The best way to check the lamb for doneness is to use an instant-read meat thermometer, remembering that the meat will continue to cook once removed from the oven and allowed to rest before slicing.

For rare lamb, the internal temperature in the centre of the thickest part of the meat should be 125 to 130 F. For medium-rare it should be 130 to 135 F. Medium lamb should be 140 F, and well-done 150 F.

Another good thing about a butterflied leg of lamb is that, because some parts of it can be thick and others thinner, you usually end up with meat of varying degrees of doneness -- which is great if you have some guests who like to eat lamb rare, and others who like it more well done.

Eric Akis is the author of the recently published Everyone Can Cook Slow Cooker Meals. His columns appear in the Life section Wednesday and Sunday.


Garlic-Studded Butterflied Leg of Lamb With Herbs and Citrus

In this recipe, boneless lamb leg is tastily marinated and flecked with aromatic slices of garlic. When slicing, be sure to do so against the grain of the meat.

Preparation time: 20 minutes, plus 8 hours marinating time

Cooking time: About 50 minutes

Makes: 8 servings

3 Tbsp chopped fresh mint

3 Tbsp chopped fresh rosemary

3 Tbsp extra virgin olive oil

2 tsp finely grated lemon zest

2 Tbsp lemon juice

2 tsp finely grated orange zest

1/4 cup orange juice

2 Tbsp balsamic vinegar

3 Tbsp whole grain Dijon mustard

n freshly ground black pepper to taste

1 (5-6 lb.) butterflied leg of lamb

6 large garlic cloves, thickly sliced

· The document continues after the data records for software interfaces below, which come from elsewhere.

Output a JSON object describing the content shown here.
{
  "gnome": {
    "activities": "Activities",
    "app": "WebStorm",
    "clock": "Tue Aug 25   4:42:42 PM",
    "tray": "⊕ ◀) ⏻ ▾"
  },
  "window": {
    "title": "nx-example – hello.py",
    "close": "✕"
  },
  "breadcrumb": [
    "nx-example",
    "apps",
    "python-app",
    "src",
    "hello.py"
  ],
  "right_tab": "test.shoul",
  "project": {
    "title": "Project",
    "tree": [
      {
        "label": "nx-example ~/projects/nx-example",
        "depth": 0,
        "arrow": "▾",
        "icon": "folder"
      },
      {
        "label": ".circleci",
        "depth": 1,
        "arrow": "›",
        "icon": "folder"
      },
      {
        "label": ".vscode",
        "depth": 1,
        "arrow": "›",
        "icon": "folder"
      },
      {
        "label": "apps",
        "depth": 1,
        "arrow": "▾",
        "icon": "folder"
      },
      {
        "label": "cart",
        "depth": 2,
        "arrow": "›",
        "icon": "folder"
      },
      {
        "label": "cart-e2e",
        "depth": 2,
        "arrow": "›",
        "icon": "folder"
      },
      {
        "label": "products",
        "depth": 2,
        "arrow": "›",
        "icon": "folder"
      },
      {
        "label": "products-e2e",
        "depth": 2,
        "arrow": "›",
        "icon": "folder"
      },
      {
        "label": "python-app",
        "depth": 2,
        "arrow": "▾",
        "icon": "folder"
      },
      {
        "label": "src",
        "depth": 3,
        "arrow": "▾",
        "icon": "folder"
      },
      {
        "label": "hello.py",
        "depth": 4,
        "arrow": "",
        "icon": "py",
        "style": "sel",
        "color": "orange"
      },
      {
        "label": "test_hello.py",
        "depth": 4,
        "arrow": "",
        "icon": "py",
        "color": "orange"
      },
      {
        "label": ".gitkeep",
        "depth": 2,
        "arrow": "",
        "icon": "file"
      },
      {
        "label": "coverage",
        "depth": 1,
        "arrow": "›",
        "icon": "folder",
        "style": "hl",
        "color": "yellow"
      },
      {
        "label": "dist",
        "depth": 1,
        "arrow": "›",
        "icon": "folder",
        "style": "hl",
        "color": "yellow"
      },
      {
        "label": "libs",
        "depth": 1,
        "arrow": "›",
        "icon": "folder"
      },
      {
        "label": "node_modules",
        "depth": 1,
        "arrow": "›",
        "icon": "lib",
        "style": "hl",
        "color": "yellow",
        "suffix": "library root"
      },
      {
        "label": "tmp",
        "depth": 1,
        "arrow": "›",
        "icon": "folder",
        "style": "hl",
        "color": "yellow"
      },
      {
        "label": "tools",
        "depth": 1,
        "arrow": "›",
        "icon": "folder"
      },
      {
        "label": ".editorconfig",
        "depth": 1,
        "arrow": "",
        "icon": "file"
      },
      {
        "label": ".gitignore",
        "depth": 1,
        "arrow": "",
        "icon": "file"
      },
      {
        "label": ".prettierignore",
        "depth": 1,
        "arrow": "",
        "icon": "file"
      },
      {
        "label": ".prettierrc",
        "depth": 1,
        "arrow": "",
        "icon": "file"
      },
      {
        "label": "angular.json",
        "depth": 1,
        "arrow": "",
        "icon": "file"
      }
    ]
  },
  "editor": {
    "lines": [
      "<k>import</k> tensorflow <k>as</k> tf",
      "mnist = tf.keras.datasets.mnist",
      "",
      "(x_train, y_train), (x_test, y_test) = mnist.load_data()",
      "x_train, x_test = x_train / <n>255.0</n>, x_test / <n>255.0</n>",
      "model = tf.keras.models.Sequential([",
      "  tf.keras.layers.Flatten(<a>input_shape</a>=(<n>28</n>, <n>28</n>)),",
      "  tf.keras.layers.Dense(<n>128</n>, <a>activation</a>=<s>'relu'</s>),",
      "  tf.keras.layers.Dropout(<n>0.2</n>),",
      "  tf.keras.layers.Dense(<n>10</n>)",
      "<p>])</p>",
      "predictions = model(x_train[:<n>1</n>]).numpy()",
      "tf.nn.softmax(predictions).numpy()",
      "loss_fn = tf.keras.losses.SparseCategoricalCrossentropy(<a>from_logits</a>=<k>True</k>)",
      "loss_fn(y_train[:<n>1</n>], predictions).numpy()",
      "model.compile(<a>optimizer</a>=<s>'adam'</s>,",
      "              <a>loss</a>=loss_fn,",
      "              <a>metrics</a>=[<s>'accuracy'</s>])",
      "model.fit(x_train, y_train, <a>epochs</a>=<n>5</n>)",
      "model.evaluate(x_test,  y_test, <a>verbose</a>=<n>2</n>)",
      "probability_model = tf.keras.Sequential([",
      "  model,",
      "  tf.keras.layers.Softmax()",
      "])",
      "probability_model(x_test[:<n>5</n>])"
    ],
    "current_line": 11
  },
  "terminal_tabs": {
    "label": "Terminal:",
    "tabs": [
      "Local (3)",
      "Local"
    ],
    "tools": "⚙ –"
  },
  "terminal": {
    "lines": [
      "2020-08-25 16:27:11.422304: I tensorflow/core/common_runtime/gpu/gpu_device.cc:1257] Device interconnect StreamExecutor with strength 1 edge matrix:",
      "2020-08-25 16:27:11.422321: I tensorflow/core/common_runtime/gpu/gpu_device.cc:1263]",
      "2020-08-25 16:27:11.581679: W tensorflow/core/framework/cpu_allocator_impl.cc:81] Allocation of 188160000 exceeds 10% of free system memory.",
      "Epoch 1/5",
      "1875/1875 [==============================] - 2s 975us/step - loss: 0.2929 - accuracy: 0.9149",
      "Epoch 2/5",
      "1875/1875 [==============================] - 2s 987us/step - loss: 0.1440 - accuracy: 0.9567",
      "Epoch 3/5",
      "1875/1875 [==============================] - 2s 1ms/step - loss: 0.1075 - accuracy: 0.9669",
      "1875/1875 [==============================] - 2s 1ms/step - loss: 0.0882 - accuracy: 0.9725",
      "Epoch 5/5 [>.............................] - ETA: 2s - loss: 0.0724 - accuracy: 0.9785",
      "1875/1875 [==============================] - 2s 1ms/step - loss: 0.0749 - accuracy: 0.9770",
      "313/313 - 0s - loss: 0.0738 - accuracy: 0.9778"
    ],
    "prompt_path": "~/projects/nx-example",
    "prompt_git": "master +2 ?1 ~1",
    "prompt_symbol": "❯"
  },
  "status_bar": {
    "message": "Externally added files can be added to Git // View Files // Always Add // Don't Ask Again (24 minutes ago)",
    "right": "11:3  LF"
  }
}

n salt to taste

2 1/2 cups lamb or beef stock

Make the marinade by combining the first 10 ingredients in a large, sided dish or bowl. With a sharp paring knife, make numerous slits in the lamb and insert the garlic slices into them. Set the lamb in the dish or bowl and turn to coat with the marinade. Cover, marinate and refrigerate the lamb for 8 hours, turning occasionally.

Preheat the oven to 450 F. Set the lamb in a shallow-sided roasting pan, fat side up. Spoon the marinade over the lamb; season with salt.

Roast the lamb for 20 minutes, and then reduce the heat to 325 F and cook to the desired doneness, about 30 minutes more for medium-rare.

When the lamb is cooked, set on a platter, tent with foil and rest 15 minutes. While the lamb rests, make jus to serve with it. To do so, skim excess fat from the surface of the liquid in the roasting pan. Set the roasting pan on the stovetop over medium-high heat. Pour in the stock, bring to a simmer and simmer 5 minutes.

Slice the lamb and arrange on a platter. Serve the jus in sauceboat alongside.

If there is a cooking issue that has you scratching your head, send your question to Eric by e-mail at eakis@timescolonist.

com, by fax to Ask Eric at 250-380-5353 or by regular mail to Ask Eric, Times Colonist, 2621 Douglas St., V8T 4M2